I attended my very first SQL Saturday in Richmond, VA this past weekend and it was great! I wish I had been better prepared for it but at least I now know what to expect and will be better prepared for the future. That being said, though, it was a terrific experience that I wish I had done sooner and one I do not intend to miss again in the future. I also recommend it for anyone with an interest in SQL Server, databases or even data in general.

I did not even realize that SQL Saturday was coming up in Richmond until I finally started seeing the hashtag #SQLSatRVA show up among some of the people I follow on Twitter and it dawned on me that RVA referred to Richmond. I looked it up and immediately registered when I realized that there were a couple of sessions I would want to attend. The problem was that I did this on Friday, one day before the actual event. The result is that I was waitlisted. I understood this to mean that I would only be able to attend if they had space open up at the last minute and therefore believed that I had missed my opportunity to be there. Therefore, I did not make special plans to wake up early on Saturday to attend.

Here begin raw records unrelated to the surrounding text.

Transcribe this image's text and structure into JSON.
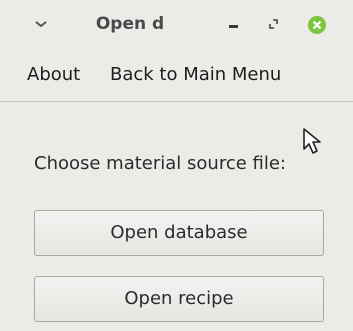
{
  "window": {
    "title": "Open d",
    "menu_icon": "chevron-down-icon",
    "minimize_icon": "minimize-icon",
    "maximize_icon": "maximize-icon",
    "close_icon": "close-icon",
    "close_color": "#7dc43f"
  },
  "menubar": {
    "items": [
      {
        "label": "About"
      },
      {
        "label": "Back to Main Menu"
      }
    ]
  },
  "main": {
    "prompt": "Choose material source file:",
    "buttons": [
      {
        "label": "Open database"
      },
      {
        "label": "Open recipe"
      }
    ]
  },
  "cursor": "arrow-cursor-icon"
}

So, imagine my surprise when I did finally wake up on Saturday morning, a little before 9, and saw an email in my inbox indicating that being waitlisted meant only that I might not be entitled to swag bags, possibly no lunch there (as that needed to be prepaid) and would delay my being able to get registered, not that I could not attend at all! So, I quickly got ready to go and drove off to the University of Richmond (which is a beautiful campus not far from downtown Richmond) where the event was being hosted. Unfortunately, it took me almost as long to find a parking spot as it did to get to campus. However, on the bright side, I anticipated this meant a well-attended event – and it certainly seemed to be that way!

Because I had not anticipated being at the event at all, I had not planned out my entire day. This meant that, by the time I got there, I had already missed the early morning presentations at 8:45 and was just a couple of minutes late to the next ones. It also meant that I had to register to get my name tag (which they couldn’t print at that moment due to technical issues but I could have gone back to get later) along with the raffle tickets. Further, by the time I arrived, there were really no more swag bags for which the registrar apologized and I told him I wasn’t worried as I was more interested in the presentations themselves and it was my own fault for being late.

There were several presentations I wanted to attend in the morning, including Andy Leonard’s beginner SSIS presentation (I needed a refresher) and Karen Lopez’s Database Design Contentious Issues – both of which were at 10 am – along with John Welch’s Unit Testing SSIS Packages at 11:15. In the end, I went with Andy Leonard and felt very happy with both his presentation and being able to ask him a question afterward on something particular to a project I’ve been trying to find time to work on for the last couple of months and for which he gave me another way of trying to resolve that I hope to try later.

John’s presentation was in the same room so I didn’t have to go far for the next one. While I do not currently work with SSIS in any major way, I am very interested in it and was glad that there were several presentations on it. John’s intrigued me as I, having come from an application developer background, was familiar with unit testing in Visual Studio for my applications but not with SSIS. He clearly laid out his arguments for doing so along with an example that gave me something to consider for the future so I was very happy to have been able to attend his lecture.

After that was lunchtime but, unfortunately, I had other things that I had made plans to do (because I hadn’t considered that I’d be able to attend SQL Saturday in the first place) so I ended up having to leave halfway through the day. But I do not regret being able to attend this event in the slightest! I learned some things that interested me and that I hope to be able to use, I got to meet some very smart people in Andy and John, and it gave me a taste of something that I want to do again. So, even though I am just a project manager now, I hope to continue to learn and do more on the data side which can only benefit me and those for whom I work on a daily basis.

One final thought – I know that SQL Saturday is a great way to network as well. I was very fortunate to have met a fellow LessThanDot blogger at this event who traveled from out of town to attend – Samuel Vanga. It turned out he was also in Andy’s presentation on Saturday morning and we had a chance to meet face to face so, along with all of the great learning, I was able to meet someone else face to face here on the LTD site! And I know that Samuel works with SSIS as well so I am looking forward to reading more of his future posts here on LTD on the subject.

For those of you who have considered attending a SQL Saturday near you, I highly recommend you do so. There is much to learn and do and, as I discovered at the one in Richmond, people will come from a long distance just to attend. Several of the presenters and many of the attendees were from out of town who came just for the event. For an event that is both educational as well as fun, there are few better ways to spend a Saturday!